The crying shame of the first five years of the Modi government is the collapse of the economy. Growth rates are down; inflation is inching up, and the promised "jobs miracle" never happened. Unemployment and underemployment are increasing, and little has been done to trigger rural development.
Worse, Modi’s ill executed tax reform was overly bureaucratic, crippling small and mid-sized enterprises. His "demonetisation" (banning certain denominations of currency), intended to break the back of terrorism and corruption by eliminating black money from the system, ended in fiasco: new banknotes promptly replaced the old ones, while masses of informal and small scale businesses and farmers took a beating.

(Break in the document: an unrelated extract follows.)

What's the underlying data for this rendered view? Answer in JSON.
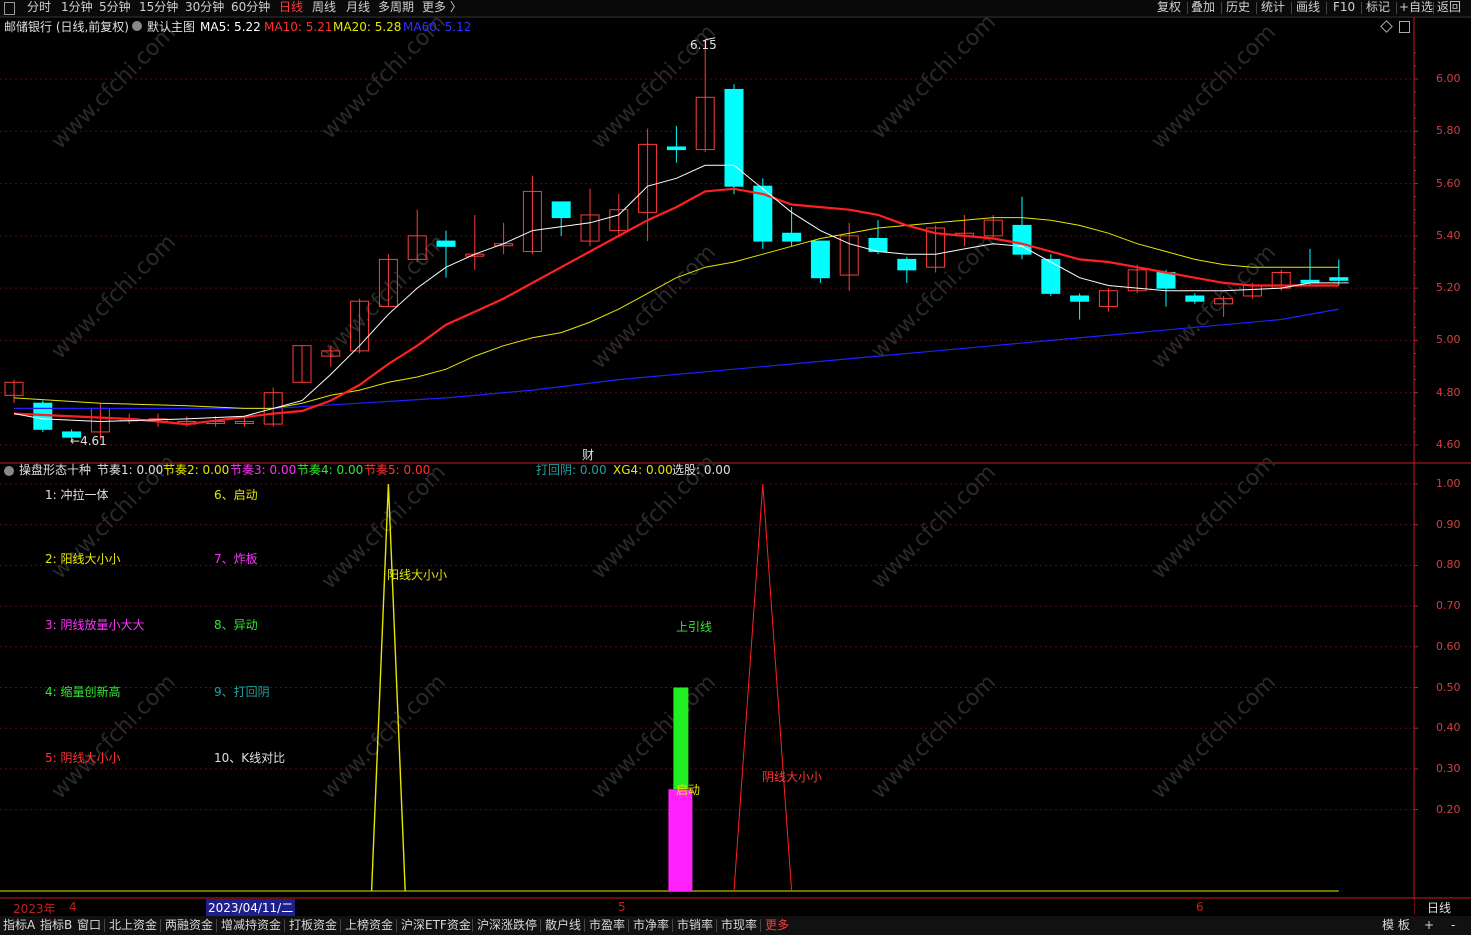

Meanwhile, the controversial Rafale jet deal suggests that crony capitalism is in full bloom in the country. Will other things change under Modi 2.0? Hopefully, because surely India’s masses of unemployed, who were betrayed but still voted him to power, will not be patient over the next five years.
The people can only hope that governance from 2019 will include:
putting a check on provocative and fake news on social media,
stopping the emasculation of institutions of democratic governance,
giving minorities a sense of security, and
prioritising issues of economy, ecology and growth; not giving precedence to obscurantism.
Modi, with his unmatched eloquence, manipulated the political discourse away from economic misery and focused attention on supposed enemies. He managed to hold large sections of the country in thrall as jingoism carried the day. A weak and fractured opposition running its campaign on inclusivity and justice for all got swept away, except in some southern states and the northern state of Punjab. The ruling NDA secured 45 % of the votes polled. Modi won; but did India?
Aditi Roy Ghatak